Bill Gates Sr. pictured with Gates Cambridge Scholars

Bill Gates Sr. pictured with Gates Cambridge Scholars

In addition to generous funding to do their research, with no age limit on candidates, the 74 new Scholars will benefit from the strong sense of community and identity that has been forged by their predecessors and an absolute commitment to improving the lives of others.

A vital part of the Scholar experience is the sense of being part of a rich, diverse, student-led community.

The Gates Cambridge Scholars Council puts on a huge range of activities which cement friendships and foment creative collaborations. This year, for instance, saw the first Gates Cambridge Teach-a-thon which involved 27 scholars giving a series of free, interactive 20-minute taster sessions about their research in February. The aim was to inspire secondary students who were affected by COVID-related school closures.

Gabrielle Mills, President of the Gates Cambridge Scholars Council, said: "While the pandemic has changed the ways in which Council functions, we enthusiastically anticipate the new cohort's arrival into our diverse community and are working assiduously to support them from day one."


The rich sense of community extends after graduation in the form of the Gates Cambridge Scholars Alumni Association.

Alumni include:

- best-selling authors such as Anna Malaika Tubbs [pictured], whose first book The Three Mothers: How the Mothers of Martin Luther King, Jr., Malcolm X, and James Baldwin Shaped a Nation sold 4,000 copies in the first week of publication and has been reviewed in The Washington Post and New York Times.

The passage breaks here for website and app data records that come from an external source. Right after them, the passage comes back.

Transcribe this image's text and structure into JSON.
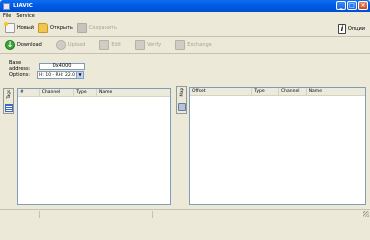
{
  "window": {
    "title": "LIAVIC",
    "min": "_",
    "max": "□",
    "close": "×"
  },
  "menu": [
    "File",
    "Service"
  ],
  "toolbar": {
    "new_label": "Новый",
    "open_label": "Открыть",
    "save_label": "Сохранить",
    "options_label": "Опции"
  },
  "actions": {
    "download_label": "Download",
    "upload_label": "Upload",
    "edit_label": "Edit",
    "verify_label": "Verify",
    "exchange_label": "Exchange"
  },
  "form": {
    "base_address_label": "Base address:",
    "base_address_value": "0x4000",
    "options_label": "Options:",
    "options_value": "H: 10 - RH: 22.0"
  },
  "left_panel": {
    "tab_label": "Tags",
    "columns": [
      "#",
      "Channel",
      "Type",
      "Name"
    ]
  },
  "right_panel": {
    "tab_label": "Map",
    "columns": [
      "Offset",
      "Type",
      "Channel",
      "Name"
    ]
  }
}
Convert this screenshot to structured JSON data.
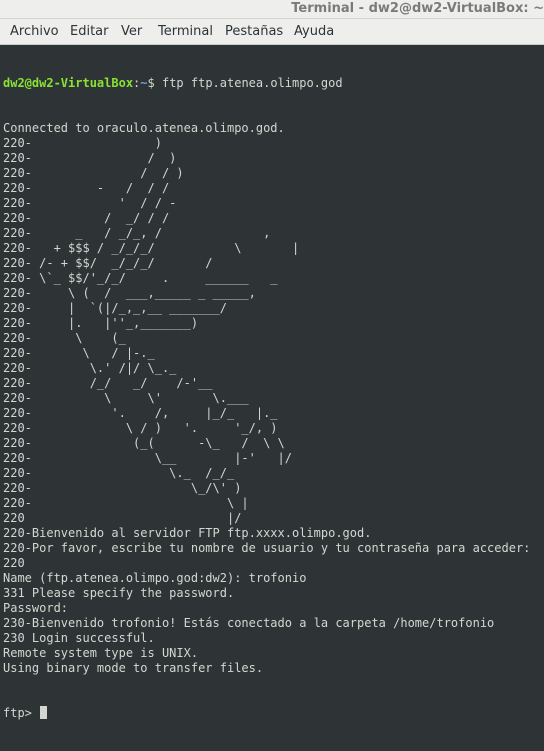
{
  "window": {
    "title": "Terminal - dw2@dw2-VirtualBox: ~"
  },
  "menu": [
    "Archivo",
    "Editar",
    "Ver",
    "Terminal",
    "Pestañas",
    "Ayuda"
  ],
  "colors": {
    "background": "#2e3436",
    "foreground": "#d3d7cf",
    "user": "#8ae234",
    "path": "#729fcf"
  },
  "prompt": {
    "user_host": "dw2@dw2-VirtualBox",
    "sep": ":",
    "path": "~",
    "symbol": "$ ",
    "command": "ftp ftp.atenea.olimpo.god"
  },
  "output": [
    "Connected to oraculo.atenea.olimpo.god.",
    "220-                 )",
    "220-                /  )",
    "220-               /  / )",
    "220-         -   /  / /",
    "220-            '  / / -",
    "220-          /  _/ / /",
    "220-      _   / _/_, /              ,",
    "220-   + $$$ / _/_/_/           \\       |",
    "220- /- + $$/  _/_/_/       /",
    "220- \\`_ $$/'_/_/     .     ______   _",
    "220-     \\ (  /  ___,_____ _ _____,",
    "220-     |  `(|/_,_,__ _______/",
    "220-     |.   |''_,_______)",
    "220-      \\    (_",
    "220-       \\   / |-._",
    "220-        \\.' /|/ \\_._",
    "220-        /_/   _/    /-'__",
    "220-          \\     \\'       \\.___",
    "220-           '.    /,     |_/_   |._",
    "220-             \\ / )   '.     '_/, )",
    "220-              (_(      -\\_   /  \\ \\",
    "220-                 \\__        |-'   |/",
    "220-                   \\._  /_/_",
    "220-                      \\_/\\' )",
    "220-                           \\ |",
    "220                            |/",
    "220-Bienvenido al servidor FTP ftp.xxxx.olimpo.god.",
    "220-Por favor, escribe tu nombre de usuario y tu contraseña para acceder:",
    "220",
    "Name (ftp.atenea.olimpo.god:dw2): trofonio",
    "331 Please specify the password.",
    "Password:",
    "230-Bienvenido trofonio! Estás conectado a la carpeta /home/trofonio",
    "230 Login successful.",
    "Remote system type is UNIX.",
    "Using binary mode to transfer files."
  ],
  "ftp_prompt": "ftp> "
}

- Mekondjo Kaapanda-Girnus, Namibia's Ambassador-Designate to Belgium and the European Union

- Aditi Mukherji, coordinating lead author of the water chapter of the forthcoming 6th Assessment Report team of the Intergovernmental Panel on Climate Change which will provide policymakers with the most up-to-date scientific information related to climate change.

- academics involved in cutting-edge research such as Molly Crockett, Assistant Professor of Psychology at Yale, whose lab takes a cross-disciplinary approach to exploring the social mind and Professor Thabo Msibi, Dean and Head of the School of Education at University of KwaZulu-Natal whose own research centres on issues of gender and sexuality, with a particular focus on masculinities.

- social entrepreneurs including Noah Isserman, who, as Assistant Professor of Business Administration and Social Work at the University of Illinois, has led or collaborated on several multi-million dollar initiatives around student enterprise and innovation; Riaz Moola, founder and CEO at Edtech companies CoGrammar and HyperionDev; and Rebecca Love, co-founder of women's health organisation Vira Health.

This 20th anniversary year will see many alumni and scholars taking part in events that showcase their research and expertise on subjects ranging from climate change to social enterprise and gender equality. For instance, four alumni and scholars took part in a panel discussion on the health implications of climate change at the inaugural Cambridge Festival in early April.

More information on Gates Cambridge can be found on and a list of the class of 2021 can be found on the Gates Cambridge Directory page.